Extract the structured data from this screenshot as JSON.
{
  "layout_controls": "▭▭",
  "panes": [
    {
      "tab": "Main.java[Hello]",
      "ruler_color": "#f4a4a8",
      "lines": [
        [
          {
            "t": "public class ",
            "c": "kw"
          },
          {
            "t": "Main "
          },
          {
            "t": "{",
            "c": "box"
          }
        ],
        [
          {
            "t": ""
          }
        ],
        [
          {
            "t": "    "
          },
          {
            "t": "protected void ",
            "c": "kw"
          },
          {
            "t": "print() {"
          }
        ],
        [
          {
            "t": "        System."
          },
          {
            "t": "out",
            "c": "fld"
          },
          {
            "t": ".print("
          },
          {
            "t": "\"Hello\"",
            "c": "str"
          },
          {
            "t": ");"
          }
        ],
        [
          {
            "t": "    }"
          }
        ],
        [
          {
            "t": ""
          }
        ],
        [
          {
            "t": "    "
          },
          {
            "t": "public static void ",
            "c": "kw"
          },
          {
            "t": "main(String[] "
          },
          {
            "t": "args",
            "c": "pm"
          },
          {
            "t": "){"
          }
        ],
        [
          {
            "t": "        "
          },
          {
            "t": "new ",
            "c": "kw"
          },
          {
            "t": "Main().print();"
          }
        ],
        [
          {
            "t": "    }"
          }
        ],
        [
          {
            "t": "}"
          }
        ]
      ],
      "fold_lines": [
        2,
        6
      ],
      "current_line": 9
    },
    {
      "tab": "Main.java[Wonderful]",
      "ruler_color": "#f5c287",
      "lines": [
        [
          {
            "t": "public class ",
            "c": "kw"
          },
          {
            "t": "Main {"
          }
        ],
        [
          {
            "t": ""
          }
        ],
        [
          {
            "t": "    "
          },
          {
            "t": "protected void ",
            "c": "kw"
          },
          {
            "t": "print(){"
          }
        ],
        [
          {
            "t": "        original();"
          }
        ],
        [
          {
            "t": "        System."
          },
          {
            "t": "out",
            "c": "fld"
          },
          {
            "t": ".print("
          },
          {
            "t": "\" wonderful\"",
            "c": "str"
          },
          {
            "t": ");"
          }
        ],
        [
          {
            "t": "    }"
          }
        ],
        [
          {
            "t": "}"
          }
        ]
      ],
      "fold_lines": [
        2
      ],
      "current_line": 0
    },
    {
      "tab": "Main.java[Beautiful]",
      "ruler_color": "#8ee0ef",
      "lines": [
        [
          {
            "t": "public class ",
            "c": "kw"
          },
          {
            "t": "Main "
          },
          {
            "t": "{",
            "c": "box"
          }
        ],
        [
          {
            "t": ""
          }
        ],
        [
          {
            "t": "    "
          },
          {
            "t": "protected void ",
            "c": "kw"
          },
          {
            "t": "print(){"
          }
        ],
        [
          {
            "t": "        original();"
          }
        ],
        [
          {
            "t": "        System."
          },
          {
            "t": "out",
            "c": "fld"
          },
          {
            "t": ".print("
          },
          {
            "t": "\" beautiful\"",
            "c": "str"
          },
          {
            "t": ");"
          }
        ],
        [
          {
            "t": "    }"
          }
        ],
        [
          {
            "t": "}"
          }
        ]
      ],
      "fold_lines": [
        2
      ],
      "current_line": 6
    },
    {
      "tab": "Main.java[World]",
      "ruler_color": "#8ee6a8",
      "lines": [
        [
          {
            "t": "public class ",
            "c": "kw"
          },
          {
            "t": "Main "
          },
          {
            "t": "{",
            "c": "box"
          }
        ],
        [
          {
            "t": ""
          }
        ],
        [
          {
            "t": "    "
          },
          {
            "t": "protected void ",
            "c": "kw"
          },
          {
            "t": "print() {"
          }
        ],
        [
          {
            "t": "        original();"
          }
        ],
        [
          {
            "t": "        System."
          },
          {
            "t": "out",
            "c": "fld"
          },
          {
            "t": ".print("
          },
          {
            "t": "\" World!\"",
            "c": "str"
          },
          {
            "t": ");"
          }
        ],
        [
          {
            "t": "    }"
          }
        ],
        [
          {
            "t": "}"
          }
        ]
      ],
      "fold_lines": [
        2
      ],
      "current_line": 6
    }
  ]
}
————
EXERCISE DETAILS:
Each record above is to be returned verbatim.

RESPONSE TO THIS TASK:
Extract the structured data from this screenshot as JSON.
{
  "layout_controls": "▭▭",
  "panes": [
    {
      "tab": "Main.java[Hello]",
      "ruler_color": "#f4a4a8",
      "lines": [
        [
          {
            "t": "public class ",
            "c": "kw"
          },
          {
            "t": "Main "
          },
          {
            "t": "{",
            "c": "box"
          }
        ],
        [
          {
            "t": ""
          }
        ],
        [
          {
            "t": "    "
          },
          {
            "t": "protected void ",
            "c": "kw"
          },
          {
            "t": "print() {"
          }
        ],
        [
          {
            "t": "        System."
          },
          {
            "t": "out",
            "c": "fld"
          },
          {
            "t": ".print("
          },
          {
            "t": "\"Hello\"",
            "c": "str"
          },
          {
            "t": ");"
          }
        ],
        [
          {
            "t": "    }"
          }
        ],
        [
          {
            "t": ""
          }
        ],
        [
          {
            "t": "    "
          },
          {
            "t": "public static void ",
            "c": "kw"
          },
          {
            "t": "main(String[] "
          },
          {
            "t": "args",
            "c": "pm"
          },
          {
            "t": "){"
          }
        ],
        [
          {
            "t": "        "
          },
          {
            "t": "new ",
            "c": "kw"
          },
          {
            "t": "Main().print();"
          }
        ],
        [
          {
            "t": "    }"
          }
        ],
        [
          {
            "t": "}"
          }
        ]
      ],
      "fold_lines": [
        2,
        6
      ],
      "current_line": 9
    },
    {
      "tab": "Main.java[Wonderful]",
      "ruler_color": "#f5c287",
      "lines": [
        [
          {
            "t": "public class ",
            "c": "kw"
          },
          {
            "t": "Main {"
          }
        ],
        [
          {
            "t": ""
          }
        ],
        [
          {
            "t": "    "
          },
          {
            "t": "protected void ",
            "c": "kw"
          },
          {
            "t": "print(){"
          }
        ],
        [
          {
            "t": "        original();"
          }
        ],
        [
          {
            "t": "        System."
          },
          {
            "t": "out",
            "c": "fld"
          },
          {
            "t": ".print("
          },
          {
            "t": "\" wonderful\"",
            "c": "str"
          },
          {
            "t": ");"
          }
        ],
        [
          {
            "t": "    }"
          }
        ],
        [
          {
            "t": "}"
          }
        ]
      ],
      "fold_lines": [
        2
      ],
      "current_line": 0
    },
    {
      "tab": "Main.java[Beautiful]",
      "ruler_color": "#8ee0ef",
      "lines": [
        [
          {
            "t": "public class ",
            "c": "kw"
          },
          {
            "t": "Main "
          },
          {
            "t": "{",
            "c": "box"
          }
        ],
        [
          {
            "t": ""
          }
        ],
        [
          {
            "t": "    "
          },
          {
            "t": "protected void ",
            "c": "kw"
          },
          {
            "t": "print(){"
          }
        ],
        [
          {
            "t": "        original();"
          }
        ],
        [
          {
            "t": "        System."
          },
          {
            "t": "out",
            "c": "fld"
          },
          {
            "t": ".print("
          },
          {
            "t": "\" beautiful\"",
            "c": "str"
          },
          {
            "t": ");"
          }
        ],
        [
          {
            "t": "    }"
          }
        ],
        [
          {
            "t": "}"
          }
        ]
      ],
      "fold_lines": [
        2
      ],
      "current_line": 6
    },
    {
      "tab": "Main.java[World]",
      "ruler_color": "#8ee6a8",
      "lines": [
        [
          {
            "t": "public class ",
            "c": "kw"
          },
          {
            "t": "Main "
          },
          {
            "t": "{",
            "c": "box"
          }
        ],
        [
          {
            "t": ""
          }
        ],
        [
          {
            "t": "    "
          },
          {
            "t": "protected void ",
            "c": "kw"
          },
          {
            "t": "print() {"
          }
        ],
        [
          {
            "t": "        original();"
          }
        ],
        [
          {
            "t": "        System."
          },
          {
            "t": "out",
            "c": "fld"
          },
          {
            "t": ".print("
          },
          {
            "t": "\" World!\"",
            "c": "str"
          },
          {
            "t": ");"
          }
        ],
        [
          {
            "t": "    }"
          }
        ],
        [
          {
            "t": "}"
          }
        ]
      ],
      "fold_lines": [
        2
      ],
      "current_line": 6
    }
  ]
}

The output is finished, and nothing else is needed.